Review by Danny Gaisin
Journalism 101: – “Only write about things you know”. American literary celebs Gurwitch & Kahn created a comedic insightful look at their own marriage; its pitfalls, achievements and most of all – differing interpretations. What could be more rational for Galahad Productions’ director Yo Mustafa than to recruit an actual husband/wife pair to portray the protagonists? Pudgy & Michael Quast are an inspired choice to define and depict the Kahn relationship as well as just about every marriage that lasts at least a decade. Our own included!
For about ninety intense minutes, audiences at the LAC are exposed to some tough-love realities that men and women are not only physically different; we think differently too. Our interpretations, memories and emphasis are diametric. So- an interesting sidebar is watching which sex applauds after certain bon mots or articulations. This scribe was the recipient of at least three elbow jabs after distaff points were made by Pudgy aka ‘Annabelle’.
The plot and stage set is a hopefully special tenth-anniversary dinner. She’s late, he’s horny and the two converse in three languages; girl-talk; guy-talk and monologues addressed to the audience. All thee vernaculars are deliciously presented and in many cases – too close to home to be anything but cuttingly droll. We Gaisin’s were especially thunderous over descriptives of lactose intolerance and farting! Hearing ‘Annabelle’ decry her pre-marital life style of ‘Wanting to get laid; trying to get laid, and then getting rid of the lay-er” immaculately mirrored yours truly until meeting my muse.

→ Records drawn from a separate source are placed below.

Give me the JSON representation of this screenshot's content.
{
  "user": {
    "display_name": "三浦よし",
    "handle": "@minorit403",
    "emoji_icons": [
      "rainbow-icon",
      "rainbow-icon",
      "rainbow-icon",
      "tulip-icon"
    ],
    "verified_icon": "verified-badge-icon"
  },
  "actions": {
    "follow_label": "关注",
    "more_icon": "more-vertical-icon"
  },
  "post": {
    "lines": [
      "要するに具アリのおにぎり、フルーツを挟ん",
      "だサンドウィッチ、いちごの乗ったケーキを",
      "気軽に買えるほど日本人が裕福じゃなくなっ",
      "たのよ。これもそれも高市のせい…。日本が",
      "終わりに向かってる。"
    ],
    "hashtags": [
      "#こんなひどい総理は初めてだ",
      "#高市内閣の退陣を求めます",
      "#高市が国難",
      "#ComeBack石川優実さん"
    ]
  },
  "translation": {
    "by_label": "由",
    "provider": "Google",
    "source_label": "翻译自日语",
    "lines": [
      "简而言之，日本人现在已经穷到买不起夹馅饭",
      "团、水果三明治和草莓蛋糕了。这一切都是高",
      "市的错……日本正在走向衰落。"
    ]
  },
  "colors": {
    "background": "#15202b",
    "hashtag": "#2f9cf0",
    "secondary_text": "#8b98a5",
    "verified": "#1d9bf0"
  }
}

Both Michael and Pudgy (she isn’t) capture the essence of married folks who are in love but still realize that their partners have imperfections. Showing us all the warts but never cutting too deeply demonstrates the precision of the writing plus the faultlessness of direction. The Quasts are everyone yet with the added benefit of a responsiveness and compassion that only occurs with a truly loving couple. This is theatre at its best. Audiences will find some new terms added to their personal lexicons such as ‘lie-backer’ or ‘landmines’ (those zingers that one rarely thinks of – until later.) Every couple who’ve successfully passed the infamous ‘Seven year itch’ will be touched by and enthralled by the mirror that’ You say Tomato…’ holds in front of us. This is the Canadian premiere of the play. Alas, it’s here for only three performances. Sad, it deserves a much longer run.